I’m sure people will still jump on Tanenhaus for something, but this is a pretty solid issue . . . now, hopefully one of these weeks an Open Letter title will slip in there . . .
It’s a rare and wonderful book that begins and ends with violence and humor. At the start of Etgar Keret’s The Seven Good Years, Keret is in a hospital waiting for the birth of his first child while nurses, in. . .
Last year, Han Kang’s The Vegetarian was an unexpected critical hit. Now, it’s just been published in the U.S. and has already received a great deal of positive critical attention. The Vegetarian was a bold book to attempt as an. . .
It’s been almost a year since the publication of Nowhere to Be Found by Bae Suah, but despite being included on the 2015 PEN Translation award longlist, and some pretty vocal support from key indie presses, the book has. . .
Jorge Eduardo Benavides’ novel La paz de los vencidos (The Peace of the Defeated) takes the form of a diary written by a nameless Peruvian thirty-something intellectual slumming it in Santa Cruz de Tenerife in Spain’s Canary Islands. Recently relocated. . .
Anyone with any interest at all in contemporary Moroccan writing must start with Souffles. A cultural and political journal, Souffles (the French word for “breaths”) was founded in 1966 by Abdellatif Laâbi and Mostafa Nissabouri. Run by a group of. . .
Randall Jarrell once argued a point that I will now paraphrase and, in doing so, over-simplify: As a culture, we need book criticism, not book reviews. I sort of agree, but let’s not get into all of that. Having finished. . .
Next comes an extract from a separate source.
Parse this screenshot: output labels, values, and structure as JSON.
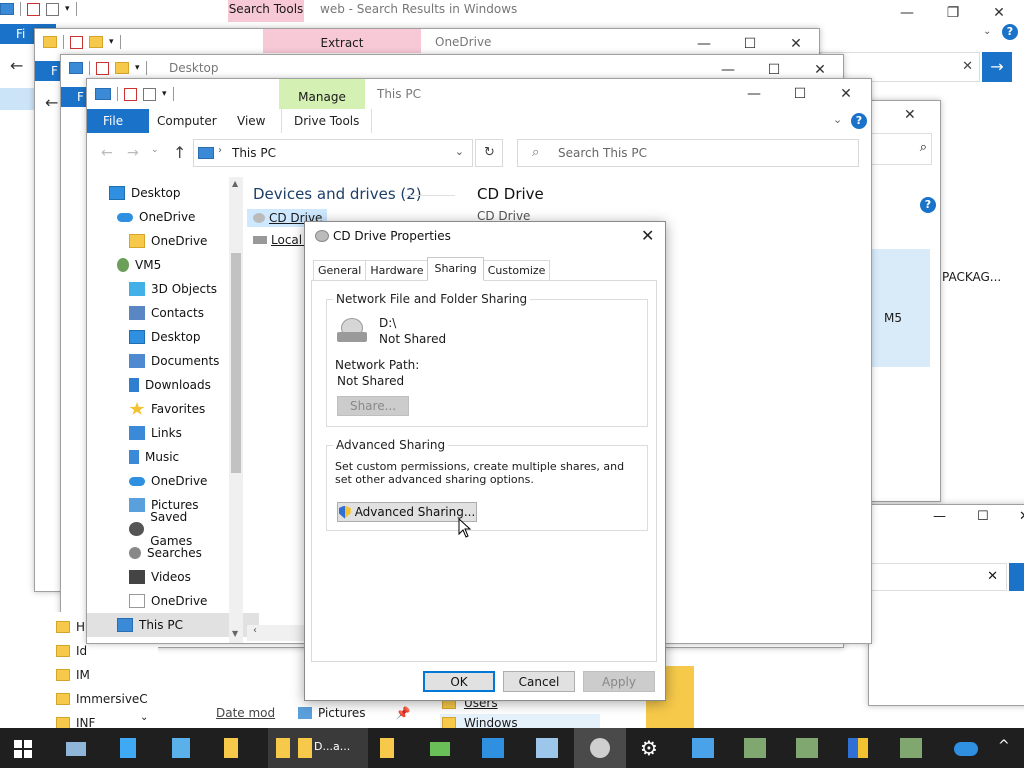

Like any good potboiler worth its salt, Fuminori Nakamura’s The Gun wastes no time setting up its premise: “Last night, I found a gun. Or you could say I stole it, I’m not really sure. I’ve never seen something so. . .